Devotional Thought for the Day
“A Step of Faith”
2 Kings 5:8-14
“But when Elisha the man of God heard that the king of Israel had torn his clothes, he sent to the king, saying, “Why have you torn your clothes? Let him come now to me, that he may know that there is a prophet in Israel.” 9 So Naaman came with his horses and chariots and stood at the door of Elisha’s house. 10 And Elisha sent a messenger to him, saying, “Go and wash in the Jordan seven times, and your flesh shall be restored, and you shall be clean.” 11 But Naaman was angry and went away, saying, “Behold, I thought that he would surely come out to me and stand and call upon the name of the Lord his God, and wave his hand over the place and cure the leper. 12 Are not Abana and Pharpar, the rivers of Damascus, better than all the waters of Israel? Could I not wash in them and be clean?” So he turned and went away in a rage. 13 But his servants came near and said to him, “My father, it is a great word the prophet has spoken to you; will you not do it? Has he actually said to you, ‘Wash, and be clean’?” 14 So he went down and dipped himself seven times in the Jordan, according to the word of the man of God, and his flesh was restored like the flesh of a little child, and he was clean.”
When I was 13 years old I went on my first short term mission trip to China and South Korea. Towards the end of our trip we visited a memorial for Reverend Son Yang-won. Rev. Son is remembered as a martyr of love who embraced the burden of colonial oppression and war. At his memorial, I saw a large painting of Rev. Son embracing the communist soldier who killed his two sons whom he later adopted. But the painting that really caught my attention was the one that showed Rev. Son removing blood from the infected wounds of lepers with his mouth. I had learned about leprosy, also known as Hansen’s disease, in Sunday school but it was my first time seeing how terrible the disease was. The paintings and the love of Christ that was practiced by Rev. Son would leave a lasting impression on my life.

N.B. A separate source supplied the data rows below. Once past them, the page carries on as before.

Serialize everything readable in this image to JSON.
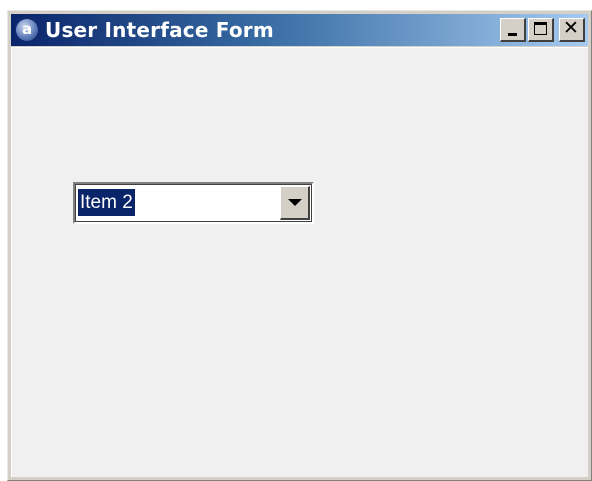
{
  "window": {
    "title": "User Interface Form",
    "icon": "app-logo-icon",
    "icon_glyph": "a",
    "controls": [
      "minimize-icon",
      "maximize-icon",
      "close-icon"
    ],
    "close_glyph": "✕"
  },
  "form": {
    "combo": {
      "selected_value": "Item 2",
      "dropdown_icon": "chevron-down-icon"
    }
  },
  "colors": {
    "title_gradient_start": "#0a246a",
    "title_gradient_end": "#a6caf0",
    "selection_bg": "#0a246a",
    "client_bg": "#f0f0f0"
  }
}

In today’s passage, we read about Naaman, a great commander of the Syrian army, who had wealth, power, and popularity. But one day, a physician told him what no person would want to hear: “You have leprosy.” In those days, leprosy, a highly contagious disease, had no cure.
However, a little Israelite girl, who served his wife, tells Naaman about Elisha, a prophet in Samaria who could cure him. Entrusting her words, Naaman goes to Elisha’s house, but he is enraged when the prophet has his servant tell the general to wash himself in the river Jordan seven times. In response Naaman becomes resentful but why? Is he merely being prideful? Certainly so but have you considered this: The moment this proud general takes off his armor, everyone can see his disfigured flesh—the source of his deepest pain and shame. This is to say, everyone around Naaman who respected this mighty warrior would see him in his weakest state—naked and diseased.
Many of us can relate to Naaman because we, too, have deep pains we would rather keep hidden—the very wounds we have tried to mask with different remedies (e.g., success, accomplishment, relationships, etc.) so that others around us cannot see them. In light of this, let us hear the words of Christ, “Come to me, all who labor and are heavy laden, and I will give you rest.” May we take a step of faith and ask the Great Physician to come into the deep crevices of our wounds—to bring healing, restoration, and renewal.
Prayer: Father God, thank You for always being patient with me even when I am stubborn in my own ways. May I humble myself today and come before You just as I am. I ask that You heal my pain and brokenness. Allow me to be sensitive to Your leading today and give me the strength and courage to uproot whatever is preventing me from experiencing Your peace and joy. In Jesus’ Name, Amen.
Bible Reading for Today: Job 24
Lunch Break Study
Read 2 Corinthians 4:16-18: “So we do not lose heart. Though our outer self is wasting away, our inner self is being renewed day by day. 17 For this light momentary affliction is preparing for us an eternal weight of glory beyond all comparison, 18 as we look not to the things that are seen but to the things that are unseen. For the things that are seen are transient, but the things that are unseen are eternal.”
Questions to Consider
- How is our inner self being renewed day by day?
- How can Paul say that his momentary affliction is light?
- What should we fix our eyes on?
- On a physical level, we are all moving toward death. As we wait for our physical existence to be renewed when Christ returns, Paul writes that day by day, the ministry of the Holy Spirit is renewing our inward self.
- Paul is writing that the difficulties of this life are minor when compared to the weight of our eternal salvation.
- Paul writes that we should focus our eyes on what is unseen—our future salvation in Christ.
Ask the Holy Spirit to renew your heart and spirit. The enemy will use fear and fatigue for us to lose heart. In Ephesians 6:10-11 says, “Finally, be strong in the Lord and in the strength of his might. 11 Put on the whole armor of God, that you may be able to stand against the schemes of the devil.”